Booderee National Park

Threat to Wildlife May Halt South Coast Project
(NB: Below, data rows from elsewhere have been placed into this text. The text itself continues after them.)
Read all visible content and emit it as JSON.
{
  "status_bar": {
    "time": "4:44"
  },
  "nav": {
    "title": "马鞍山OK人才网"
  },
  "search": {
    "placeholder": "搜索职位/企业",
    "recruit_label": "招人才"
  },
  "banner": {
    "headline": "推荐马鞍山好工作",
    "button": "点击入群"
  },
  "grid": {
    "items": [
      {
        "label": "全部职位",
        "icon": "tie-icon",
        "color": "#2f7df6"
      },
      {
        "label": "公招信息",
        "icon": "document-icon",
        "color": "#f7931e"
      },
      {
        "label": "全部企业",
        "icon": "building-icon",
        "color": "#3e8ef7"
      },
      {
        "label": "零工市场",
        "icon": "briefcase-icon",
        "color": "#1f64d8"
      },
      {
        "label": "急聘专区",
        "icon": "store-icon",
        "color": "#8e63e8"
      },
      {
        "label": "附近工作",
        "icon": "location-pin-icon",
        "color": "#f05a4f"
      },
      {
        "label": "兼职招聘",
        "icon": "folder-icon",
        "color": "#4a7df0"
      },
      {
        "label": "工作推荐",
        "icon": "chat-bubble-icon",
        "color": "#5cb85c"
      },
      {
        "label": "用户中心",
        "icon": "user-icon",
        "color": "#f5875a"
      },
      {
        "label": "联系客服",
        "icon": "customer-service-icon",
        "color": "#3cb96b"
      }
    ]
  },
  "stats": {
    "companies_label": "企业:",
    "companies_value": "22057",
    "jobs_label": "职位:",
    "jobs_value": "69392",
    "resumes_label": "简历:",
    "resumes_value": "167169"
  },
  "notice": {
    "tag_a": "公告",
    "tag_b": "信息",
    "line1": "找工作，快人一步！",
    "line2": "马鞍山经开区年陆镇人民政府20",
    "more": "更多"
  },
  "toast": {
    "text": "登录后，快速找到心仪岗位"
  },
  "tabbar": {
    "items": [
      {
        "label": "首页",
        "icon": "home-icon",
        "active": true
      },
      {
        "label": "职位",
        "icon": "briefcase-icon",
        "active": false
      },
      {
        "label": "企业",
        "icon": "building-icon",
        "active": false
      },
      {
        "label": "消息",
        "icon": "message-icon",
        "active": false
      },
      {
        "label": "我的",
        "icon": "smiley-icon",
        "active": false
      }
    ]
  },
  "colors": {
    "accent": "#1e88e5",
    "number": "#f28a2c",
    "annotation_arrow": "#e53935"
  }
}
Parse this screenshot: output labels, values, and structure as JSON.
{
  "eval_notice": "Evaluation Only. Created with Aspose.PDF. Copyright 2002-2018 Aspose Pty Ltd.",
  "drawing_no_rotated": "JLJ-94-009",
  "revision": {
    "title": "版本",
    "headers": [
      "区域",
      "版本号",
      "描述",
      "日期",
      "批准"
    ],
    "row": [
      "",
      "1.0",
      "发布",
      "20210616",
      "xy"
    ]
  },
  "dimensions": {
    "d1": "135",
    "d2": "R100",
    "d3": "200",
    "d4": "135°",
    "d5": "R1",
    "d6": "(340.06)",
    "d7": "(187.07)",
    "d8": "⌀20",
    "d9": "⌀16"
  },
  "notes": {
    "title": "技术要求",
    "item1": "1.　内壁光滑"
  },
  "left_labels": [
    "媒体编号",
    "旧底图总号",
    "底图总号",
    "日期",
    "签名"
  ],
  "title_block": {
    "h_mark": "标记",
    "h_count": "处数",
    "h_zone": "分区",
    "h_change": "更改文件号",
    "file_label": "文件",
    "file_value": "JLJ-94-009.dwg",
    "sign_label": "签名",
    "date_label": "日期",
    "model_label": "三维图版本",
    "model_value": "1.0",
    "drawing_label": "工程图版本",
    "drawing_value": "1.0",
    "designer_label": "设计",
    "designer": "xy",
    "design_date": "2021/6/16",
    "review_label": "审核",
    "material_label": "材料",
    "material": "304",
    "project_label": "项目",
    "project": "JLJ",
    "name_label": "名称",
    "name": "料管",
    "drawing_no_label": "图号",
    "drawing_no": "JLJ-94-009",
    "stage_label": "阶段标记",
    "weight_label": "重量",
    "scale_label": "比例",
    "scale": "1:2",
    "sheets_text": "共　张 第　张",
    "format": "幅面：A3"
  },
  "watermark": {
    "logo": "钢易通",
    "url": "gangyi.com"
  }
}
Originally in the Sydney Morning Herald of 25 Feb 09 I am so encouraged by the news that the federal Environment Minister, Peter Garrett, has made a preliminary decision to reject a proposed 1200 lot estate at Jervis Bay, on the South Coast of NSW on the grounds of a certain damaging effect on wildlife that is vulnerable in the Booderee National Park. The bushland estate was found to be home to four threatened species, including the eastern bristlebird, and five migratory bird species. It comes at a perfect time just as the public comment period ends in a mere 5 days for the disastrous Kings Forest proposal for 4,500 houses on prime koala territory (see my blog titled 'Development Project Threatens Second Largest Koala Colony in Tweed Shire) and 22 endangered species of fauna, 6 species of flora and 3 ecological communities. Like the Jervis Bay proposal, the Kings Forest/Cobaki Lakes (which has the same developer, same general location, same problems with endangered species at threat etc) proposal has been contested by environmentalists for years. In fact the developer of Kings Forest/Cobaki Lakes who purchased this six years ago did so knowing that they had problems. Reading the Koala Plan of Management was so surreal for me. Unless you had a basic knowledge of koalas (which I barely have) you might be led to think that indeed everything was kosher. Removing koala trees? No worries, we will just put the koalas over in another location, as if they were mute chess pieces. Never mind the fact that koalas are extremely territorial and immediately try to come back to their old haunts even if it kills them (and it often does especially when you have not just roads but four lane boulevards in their euphemistically called 'wildlife corridors). Never mind the fact that darting and tranquillising koalas to relocate them can be fatal. Worried about road kills? No problem - they will set speed limits (50-60KPH) and erect signs and trust in driver compliance. The possibility of overpasses/underpasses and koala-proof fences is 'too difficult' or 'difficult to deploy' (not to mention horrifically expensive...). Dogs an issue with koalas? Simple. The residents will keep their dogs inside at night or tethered. Cats on site are not even mentioned - as if cats don't kill wildlife, let alone endangered wildlife! The problem with so many of these development proposals is that they probably 'look good' on paper but the fact is whenever you put human habitation on former wildlife habitat, and start chopping down trees and moving earth, wildlife are the losers. We simply cannot afford to take any more risks and threatened/vulnerable/endangered native animals must be protected AT ALL COSTS. High density housing would be a better solution (sustainably built with rainwater tanks, composting toilets, solar panels and so on) for our population problem. Otherwise if we lose biodiversity we will soon see that we cannot survive in our own anthropocentric bubble. Mr Garrett said yesterday "As the Environment Minister, my role now is to closely examine the potential impacts of this rezoning application on those listed and threatened species that exist on the site including the endangered eastern bristlebird and the vulnerable leafless tongue-orchid and the importance of the site as habitat corridor to the Booderee National Park." Garrett said he would not pre-empt his final decision, due March 9. If he rules against the rezoning to a housing estate on environmental grounds it will be a rare case where a local development was stopped due to the Environmental Protection and Biodiversity Conservation Act 1999 whereby development would result in "significant impacts" on native animals and birds that use the national park and these impacts could not be effectively offset elsewhere. Kings Forest is hemmed in from three directions, surrounded by the ocean on one side and major highways on the other two sides leaving very little possibility of linkage to other colonies or half-way decent wildlife corridors. As with many councils, housing developments have been championed by certain pro-development councillors and that is true in Shoalhaven and Tweed. In spite of the fact that several hundred landowners will suffer economically if the rezoning doesn't go ahead in Jervis Bay, nevertheless it's time that we start to plan a future which includes our native animals. As in the song of Joni Mitchell: “They took all the trees, And put them in a tree museum Then they charged all the people A dollar and a half just to see them. They paved paradise, and put up a parking lot…” Let's hope that the Environment Minister stays on track from now on and enforces the EPBC Act on all sites where endangered species exist and that the Jervis Bay development proposal will serve as an important precedent for all developments in future.